In these coronavirus times, it's one thing to encourage people not to gather in large groups for Thanksgiving. But for such purposes, is it necessary to trash the most beloved holiday in America's secular calendar?
Yes, apparently—if you had the misfortune of tuning into MSNBC's AM Joy this morning. Guest host Jason Johnson tipped off the trashing of Thanksgiving by saying:
"I know in my family, I know several people who call it "Colonizer Christmas," because they don't really like the idea of what Thanksgiving represents."
Not to be outdone, Jelani Cobb of the New Yorker, who's also an MSNBC contributor, associated a ghoulish image with the holiday. He said that "anthropological research" indicates that at the time of the original Thanksgiving, the colonists resorted to "cannibalism" because of their dire conditions. Something to think about as you chow down on that turkey leg!

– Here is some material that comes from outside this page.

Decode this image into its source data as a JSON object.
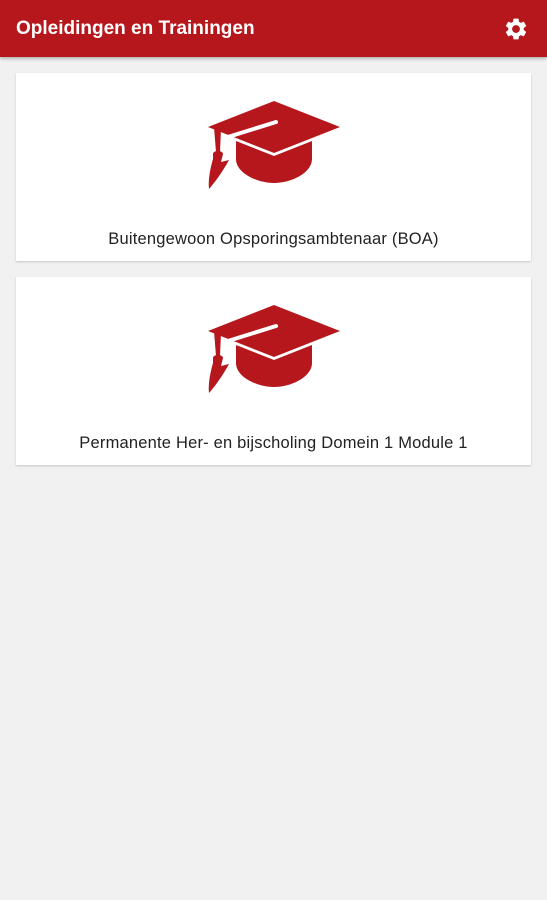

The left's campaign to undermine and ultimately destroy American traditions and culture marches inexorably on. Christmas: secularized. Columbus Day? Fuggedaboutit--it's Indigenous Peoples Day! And in this latest attack, Thanksgiving becomes "Colonizer Christmas," celebrating a bunch of cannibals.
Note: there is some evidence of isolated incidents of cannibalism among the Jamestown colonists during the harsh winter of 1609-10. But this was hardly a widespread practice. Cobb's attempt to associate Thanksgiving with cannibalism was grotesque.
MSNBC's War on Thanksgiving was sponsored in part by Oscar Meyer, Gold Bond, and USPS. Contact them at the Conservatives Fight Back links to let them know what you think of MSNBC's revolting attack on Thanksgiving.
Here's the transcript.
10:53 am ET
JASON JOHNSON: As coronavirus surges out of control in nearly every single corner of the country. It looks like spaghetti has been spread all over the US map. This morning the number of cases in the US has topped 12 million. The CDC is pleading with people to not travel for the Thanksgiving holiday. But, 40% plan of Americans plan to attend a Thanksgiving dinner with ten people or more, potentially creating super-spreader events all over the country. So with just days to go before America's favorite holiday, I’m urging you not to be the turkey who puts your loved ones at risk.
. . .
Jelani, I want to point this out. Thanksgiving has evolved in America, just like Christmas, right? At one point, Christmas was a time for rich people to open up their houses for people to come in and get stuff.
Thanksgiving has changed over time as well. I know in my family, I know several people who call it "Colonizer Christmas," because they don't really like the idea of what Thanksgiving represents.
From a cultural and a historic standpoint, is it really that much a disruption that we should maybeo back off of Thanksgiving this year? Haven’t we had other times where major holidays had to change because the nation was facing crisis?
JELANI COBB: Sure. Or even think about it: that original Thanksgiving, you know, where the colony was starving, and, you know, anthropological research suggests was in such dire conditions they had to resort to cannibalism to remain alive.
And you know, it always has been kind of awkward to say that you commemorate that by stuffing yourself with as much food as you can find. And maybe, perhaps, people have to actually think about a small sacrifice that would be fitting, in keeping with this day.